Astronomy as a Hobby

I had an interest in space since watching on television the Apollo Missions back in the 1960's that led to Neil Armstrong, Michael Collins and Buzz Aldrin in Apollo 11 being the 1st men to land on the moon. I started reading the "Observer Book of Astronomy" (ISBN 750.662 1962) written by the late "Patrick Moore in 1962 at junior school and pestering my parents for a telescope. They bought for me a small Greenkat telescope as my first telescope to view the skies at night and my Dad made a platform for his step ladder to put it on. With this small telescope I viewed the planet Saturn for the first time and its rings, it looked like a small "fried egg" in space. I also saw Jupiter and some of its moons and wanted to see more.

Moon SkyWatcher 200 GreenKat Telescope
From left to right: Moon taken with a Canon EOS350D and my 200P, SkyWatcher 200P Telescope, My Old GreenKat Telescope,

The small Greenkat telescope as my first telescope. I always wanted a proper telescope for astronomy ever since. Recently I have bought myself a Skywatcher 200p (200mm) Astronomical Reflector Telescope to view the sky at night. I would like to add the motorisation to it to do some astrophotography with the DLSR and also use a webcam modified for telescope use. Still early days and the weather has been so poor of late I've not had any chance to even casually observe. This is the first Moon picture I took with this telescope, the photo of the moon was taken with my Canon EOS350D on the T adaptor on the focuser.

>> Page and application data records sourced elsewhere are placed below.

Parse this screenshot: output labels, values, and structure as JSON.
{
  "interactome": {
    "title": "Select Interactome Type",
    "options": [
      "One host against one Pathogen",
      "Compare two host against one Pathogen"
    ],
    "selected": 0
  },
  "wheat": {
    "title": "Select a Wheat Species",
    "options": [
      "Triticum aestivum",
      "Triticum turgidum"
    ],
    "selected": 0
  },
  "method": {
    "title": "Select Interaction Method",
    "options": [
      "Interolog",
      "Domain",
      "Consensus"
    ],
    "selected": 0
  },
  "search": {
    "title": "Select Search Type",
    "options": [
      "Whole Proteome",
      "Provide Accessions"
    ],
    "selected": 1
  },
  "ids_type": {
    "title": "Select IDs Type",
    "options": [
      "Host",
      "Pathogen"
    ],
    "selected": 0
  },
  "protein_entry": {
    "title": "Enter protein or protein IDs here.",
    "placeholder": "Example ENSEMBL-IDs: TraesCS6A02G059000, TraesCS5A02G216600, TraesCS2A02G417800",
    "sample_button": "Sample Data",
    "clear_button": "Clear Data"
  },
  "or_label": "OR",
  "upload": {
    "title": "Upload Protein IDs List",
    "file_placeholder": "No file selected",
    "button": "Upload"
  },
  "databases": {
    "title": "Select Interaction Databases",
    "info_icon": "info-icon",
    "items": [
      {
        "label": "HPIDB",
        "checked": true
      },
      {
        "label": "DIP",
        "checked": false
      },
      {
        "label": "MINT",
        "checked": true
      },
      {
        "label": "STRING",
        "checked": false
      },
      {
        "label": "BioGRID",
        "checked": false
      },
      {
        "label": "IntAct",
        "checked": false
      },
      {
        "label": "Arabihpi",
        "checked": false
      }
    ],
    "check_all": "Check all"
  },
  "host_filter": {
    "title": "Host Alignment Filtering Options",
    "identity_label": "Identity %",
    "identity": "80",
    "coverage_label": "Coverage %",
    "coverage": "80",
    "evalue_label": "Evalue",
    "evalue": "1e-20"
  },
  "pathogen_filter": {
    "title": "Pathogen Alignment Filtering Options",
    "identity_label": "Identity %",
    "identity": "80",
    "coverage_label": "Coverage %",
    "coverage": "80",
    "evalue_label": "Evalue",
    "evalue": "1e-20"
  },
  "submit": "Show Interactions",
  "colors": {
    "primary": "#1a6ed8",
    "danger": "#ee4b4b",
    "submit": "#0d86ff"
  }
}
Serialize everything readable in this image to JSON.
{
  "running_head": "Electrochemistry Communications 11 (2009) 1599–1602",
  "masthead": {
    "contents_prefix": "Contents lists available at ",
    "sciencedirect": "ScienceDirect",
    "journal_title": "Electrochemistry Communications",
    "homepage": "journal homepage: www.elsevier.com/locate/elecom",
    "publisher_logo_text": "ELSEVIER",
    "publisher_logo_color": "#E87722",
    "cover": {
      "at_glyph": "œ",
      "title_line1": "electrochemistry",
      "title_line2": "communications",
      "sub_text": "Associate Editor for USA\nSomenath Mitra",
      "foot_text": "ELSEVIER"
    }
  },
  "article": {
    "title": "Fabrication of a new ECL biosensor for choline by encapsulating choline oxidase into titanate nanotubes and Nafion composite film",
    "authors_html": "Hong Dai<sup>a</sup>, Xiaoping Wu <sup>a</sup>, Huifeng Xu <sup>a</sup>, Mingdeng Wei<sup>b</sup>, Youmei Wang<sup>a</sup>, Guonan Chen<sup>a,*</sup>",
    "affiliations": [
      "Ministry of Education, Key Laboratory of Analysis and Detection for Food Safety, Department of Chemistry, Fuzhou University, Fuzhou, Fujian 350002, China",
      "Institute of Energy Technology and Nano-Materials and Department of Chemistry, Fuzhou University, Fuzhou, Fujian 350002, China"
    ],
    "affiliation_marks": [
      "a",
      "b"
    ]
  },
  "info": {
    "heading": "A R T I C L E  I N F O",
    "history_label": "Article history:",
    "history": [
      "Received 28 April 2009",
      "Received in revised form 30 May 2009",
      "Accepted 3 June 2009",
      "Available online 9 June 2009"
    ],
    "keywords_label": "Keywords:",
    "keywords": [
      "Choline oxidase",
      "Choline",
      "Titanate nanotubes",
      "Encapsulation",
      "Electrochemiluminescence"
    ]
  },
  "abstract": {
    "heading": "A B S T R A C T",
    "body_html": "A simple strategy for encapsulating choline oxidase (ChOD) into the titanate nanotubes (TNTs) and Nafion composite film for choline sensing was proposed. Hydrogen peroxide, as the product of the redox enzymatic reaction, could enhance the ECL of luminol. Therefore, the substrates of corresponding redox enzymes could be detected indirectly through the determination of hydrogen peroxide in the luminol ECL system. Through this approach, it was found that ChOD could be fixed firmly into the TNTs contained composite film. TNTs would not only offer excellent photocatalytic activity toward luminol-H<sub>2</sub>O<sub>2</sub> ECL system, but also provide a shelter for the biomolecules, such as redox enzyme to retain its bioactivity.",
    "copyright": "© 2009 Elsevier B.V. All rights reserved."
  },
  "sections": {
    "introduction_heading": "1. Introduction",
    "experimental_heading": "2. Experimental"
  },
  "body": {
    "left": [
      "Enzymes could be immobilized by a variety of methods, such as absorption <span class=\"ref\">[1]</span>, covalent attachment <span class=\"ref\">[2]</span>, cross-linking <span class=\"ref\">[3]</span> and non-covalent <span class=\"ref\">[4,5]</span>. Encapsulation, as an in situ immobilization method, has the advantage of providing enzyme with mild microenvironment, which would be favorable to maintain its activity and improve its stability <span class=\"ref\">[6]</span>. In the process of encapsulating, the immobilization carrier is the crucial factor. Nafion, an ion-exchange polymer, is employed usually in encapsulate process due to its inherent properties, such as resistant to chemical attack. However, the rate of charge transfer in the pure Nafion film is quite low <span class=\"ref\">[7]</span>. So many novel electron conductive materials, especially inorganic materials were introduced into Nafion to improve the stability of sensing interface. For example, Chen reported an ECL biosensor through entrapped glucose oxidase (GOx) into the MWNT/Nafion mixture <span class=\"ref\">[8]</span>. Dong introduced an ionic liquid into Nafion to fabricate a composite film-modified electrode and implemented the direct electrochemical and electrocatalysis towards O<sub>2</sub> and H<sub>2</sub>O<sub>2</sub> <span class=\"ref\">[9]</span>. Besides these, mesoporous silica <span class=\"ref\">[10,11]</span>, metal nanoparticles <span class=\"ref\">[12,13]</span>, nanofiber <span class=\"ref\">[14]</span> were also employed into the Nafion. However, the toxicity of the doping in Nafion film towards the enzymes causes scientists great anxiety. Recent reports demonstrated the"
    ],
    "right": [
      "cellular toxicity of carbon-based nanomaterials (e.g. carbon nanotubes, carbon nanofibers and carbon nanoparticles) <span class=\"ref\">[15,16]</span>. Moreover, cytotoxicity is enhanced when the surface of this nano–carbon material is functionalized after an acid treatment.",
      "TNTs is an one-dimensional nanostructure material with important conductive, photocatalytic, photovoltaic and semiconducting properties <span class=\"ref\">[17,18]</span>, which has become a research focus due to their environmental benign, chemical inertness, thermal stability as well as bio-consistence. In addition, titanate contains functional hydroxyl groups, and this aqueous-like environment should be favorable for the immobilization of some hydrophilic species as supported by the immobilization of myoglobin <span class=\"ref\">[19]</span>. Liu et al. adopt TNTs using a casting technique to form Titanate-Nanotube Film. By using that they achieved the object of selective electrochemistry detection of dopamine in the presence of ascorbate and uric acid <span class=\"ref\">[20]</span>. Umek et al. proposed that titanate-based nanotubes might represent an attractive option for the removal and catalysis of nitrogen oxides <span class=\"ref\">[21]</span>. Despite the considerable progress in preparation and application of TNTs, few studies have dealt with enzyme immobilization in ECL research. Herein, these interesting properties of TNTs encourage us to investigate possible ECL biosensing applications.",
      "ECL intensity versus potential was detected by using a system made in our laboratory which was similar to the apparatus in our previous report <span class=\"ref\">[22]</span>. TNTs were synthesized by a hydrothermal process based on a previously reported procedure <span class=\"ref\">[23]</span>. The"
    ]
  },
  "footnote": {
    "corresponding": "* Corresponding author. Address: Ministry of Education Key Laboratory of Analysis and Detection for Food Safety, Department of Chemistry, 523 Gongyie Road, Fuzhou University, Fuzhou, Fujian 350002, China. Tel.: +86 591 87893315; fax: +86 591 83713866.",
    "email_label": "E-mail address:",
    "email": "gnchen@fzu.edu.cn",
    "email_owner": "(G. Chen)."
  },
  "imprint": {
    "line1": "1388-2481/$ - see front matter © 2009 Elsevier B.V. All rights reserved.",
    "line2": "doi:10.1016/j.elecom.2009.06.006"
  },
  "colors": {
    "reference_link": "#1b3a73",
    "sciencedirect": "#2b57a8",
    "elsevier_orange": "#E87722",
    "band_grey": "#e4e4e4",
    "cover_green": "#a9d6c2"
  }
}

During March 2016 Jupiter was rising in the East and by opening my conservatory doors I was able to try and capture a photo. I had no motor tracking but placing my Canon EOS350 DSLR on the Tee adaptor and the x2 Barlow Lens I captured this image using ISO 100 at 1/20 sec. I was pleased to some rings/bands and the famous "Red Spot" is visible on the lower band just to the right of centre when you zoom in. The 1st photo was with my iPhone held up to the eyepiece the previous day as the camera had a flat battery

Jupiter Jupiter
From left to right: Jupiter via iPhone and then Jupiter via Canon EOS350